## [What you will do]
Could you print the data that follows exactly as given?

## [Source information]
:::

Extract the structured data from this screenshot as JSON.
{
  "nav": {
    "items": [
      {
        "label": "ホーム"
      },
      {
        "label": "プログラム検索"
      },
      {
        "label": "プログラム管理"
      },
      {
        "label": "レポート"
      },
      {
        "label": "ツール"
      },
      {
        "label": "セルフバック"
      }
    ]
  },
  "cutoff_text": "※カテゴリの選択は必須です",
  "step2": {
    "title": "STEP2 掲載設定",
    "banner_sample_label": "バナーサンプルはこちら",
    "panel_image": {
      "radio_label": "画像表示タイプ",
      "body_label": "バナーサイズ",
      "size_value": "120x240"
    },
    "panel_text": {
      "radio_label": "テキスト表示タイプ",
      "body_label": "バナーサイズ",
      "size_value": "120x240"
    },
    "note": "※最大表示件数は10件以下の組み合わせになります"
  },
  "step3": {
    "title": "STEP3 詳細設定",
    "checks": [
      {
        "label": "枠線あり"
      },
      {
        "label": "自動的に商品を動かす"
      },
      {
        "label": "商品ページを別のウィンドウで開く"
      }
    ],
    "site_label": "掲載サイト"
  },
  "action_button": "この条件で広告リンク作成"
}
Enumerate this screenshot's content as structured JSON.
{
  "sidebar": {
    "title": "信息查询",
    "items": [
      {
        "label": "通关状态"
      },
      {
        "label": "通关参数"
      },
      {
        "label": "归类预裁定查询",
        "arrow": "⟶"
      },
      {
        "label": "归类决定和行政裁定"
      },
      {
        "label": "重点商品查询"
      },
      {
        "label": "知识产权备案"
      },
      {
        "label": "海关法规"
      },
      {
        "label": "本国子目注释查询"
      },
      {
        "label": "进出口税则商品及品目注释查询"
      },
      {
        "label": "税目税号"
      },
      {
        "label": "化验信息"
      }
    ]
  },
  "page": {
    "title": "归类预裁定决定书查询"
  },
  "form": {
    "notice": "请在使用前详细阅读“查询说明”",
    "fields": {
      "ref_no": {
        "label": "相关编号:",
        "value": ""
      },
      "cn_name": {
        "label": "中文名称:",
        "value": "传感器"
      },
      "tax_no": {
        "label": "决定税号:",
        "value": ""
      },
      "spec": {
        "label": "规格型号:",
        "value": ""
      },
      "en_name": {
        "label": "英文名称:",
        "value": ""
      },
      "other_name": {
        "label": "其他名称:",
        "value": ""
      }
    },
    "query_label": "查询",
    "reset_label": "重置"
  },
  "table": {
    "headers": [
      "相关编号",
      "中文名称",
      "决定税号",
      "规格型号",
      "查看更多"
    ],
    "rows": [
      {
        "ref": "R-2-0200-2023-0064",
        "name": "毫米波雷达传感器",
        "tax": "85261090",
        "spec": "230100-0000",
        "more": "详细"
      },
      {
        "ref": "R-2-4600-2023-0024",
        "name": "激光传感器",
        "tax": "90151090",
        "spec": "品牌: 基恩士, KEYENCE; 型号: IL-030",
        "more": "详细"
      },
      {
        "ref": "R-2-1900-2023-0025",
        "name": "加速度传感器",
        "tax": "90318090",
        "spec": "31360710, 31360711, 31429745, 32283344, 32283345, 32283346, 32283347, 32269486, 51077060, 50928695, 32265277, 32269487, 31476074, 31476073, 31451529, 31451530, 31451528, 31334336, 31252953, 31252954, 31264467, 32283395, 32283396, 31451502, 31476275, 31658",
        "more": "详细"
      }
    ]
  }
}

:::

## [Written solution]
Extract the structured data from this screenshot as JSON.
{
  "nav": {
    "items": [
      {
        "label": "ホーム"
      },
      {
        "label": "プログラム検索"
      },
      {
        "label": "プログラム管理"
      },
      {
        "label": "レポート"
      },
      {
        "label": "ツール"
      },
      {
        "label": "セルフバック"
      }
    ]
  },
  "cutoff_text": "※カテゴリの選択は必須です",
  "step2": {
    "title": "STEP2 掲載設定",
    "banner_sample_label": "バナーサンプルはこちら",
    "panel_image": {
      "radio_label": "画像表示タイプ",
      "body_label": "バナーサイズ",
      "size_value": "120x240"
    },
    "panel_text": {
      "radio_label": "テキスト表示タイプ",
      "body_label": "バナーサイズ",
      "size_value": "120x240"
    },
    "note": "※最大表示件数は10件以下の組み合わせになります"
  },
  "step3": {
    "title": "STEP3 詳細設定",
    "checks": [
      {
        "label": "枠線あり"
      },
      {
        "label": "自動的に商品を動かす"
      },
      {
        "label": "商品ページを別のウィンドウで開く"
      }
    ],
    "site_label": "掲載サイト"
  },
  "action_button": "この条件で広告リンク作成"
}
Enumerate this screenshot's content as structured JSON.
{
  "sidebar": {
    "title": "信息查询",
    "items": [
      {
        "label": "通关状态"
      },
      {
        "label": "通关参数"
      },
      {
        "label": "归类预裁定查询",
        "arrow": "⟶"
      },
      {
        "label": "归类决定和行政裁定"
      },
      {
        "label": "重点商品查询"
      },
      {
        "label": "知识产权备案"
      },
      {
        "label": "海关法规"
      },
      {
        "label": "本国子目注释查询"
      },
      {
        "label": "进出口税则商品及品目注释查询"
      },
      {
        "label": "税目税号"
      },
      {
        "label": "化验信息"
      }
    ]
  },
  "page": {
    "title": "归类预裁定决定书查询"
  },
  "form": {
    "notice": "请在使用前详细阅读“查询说明”",
    "fields": {
      "ref_no": {
        "label": "相关编号:",
        "value": ""
      },
      "cn_name": {
        "label": "中文名称:",
        "value": "传感器"
      },
      "tax_no": {
        "label": "决定税号:",
        "value": ""
      },
      "spec": {
        "label": "规格型号:",
        "value": ""
      },
      "en_name": {
        "label": "英文名称:",
        "value": ""
      },
      "other_name": {
        "label": "其他名称:",
        "value": ""
      }
    },
    "query_label": "查询",
    "reset_label": "重置"
  },
  "table": {
    "headers": [
      "相关编号",
      "中文名称",
      "决定税号",
      "规格型号",
      "查看更多"
    ],
    "rows": [
      {
        "ref": "R-2-0200-2023-0064",
        "name": "毫米波雷达传感器",
        "tax": "85261090",
        "spec": "230100-0000",
        "more": "详细"
      },
      {
        "ref": "R-2-4600-2023-0024",
        "name": "激光传感器",
        "tax": "90151090",
        "spec": "品牌: 基恩士, KEYENCE; 型号: IL-030",
        "more": "详细"
      },
      {
        "ref": "R-2-1900-2023-0025",
        "name": "加速度传感器",
        "tax": "90318090",
        "spec": "31360710, 31360711, 31429745, 32283344, 32283345, 32283346, 32283347, 32269486, 51077060, 50928695, 32265277, 32269487, 31476074, 31476073, 31451529, 31451530, 31451528, 31334336, 31252953, 31252954, 31264467, 32283395, 32283396, 31451502, 31476275, 31658",
        "more": "详细"
      }
    ]
  }
}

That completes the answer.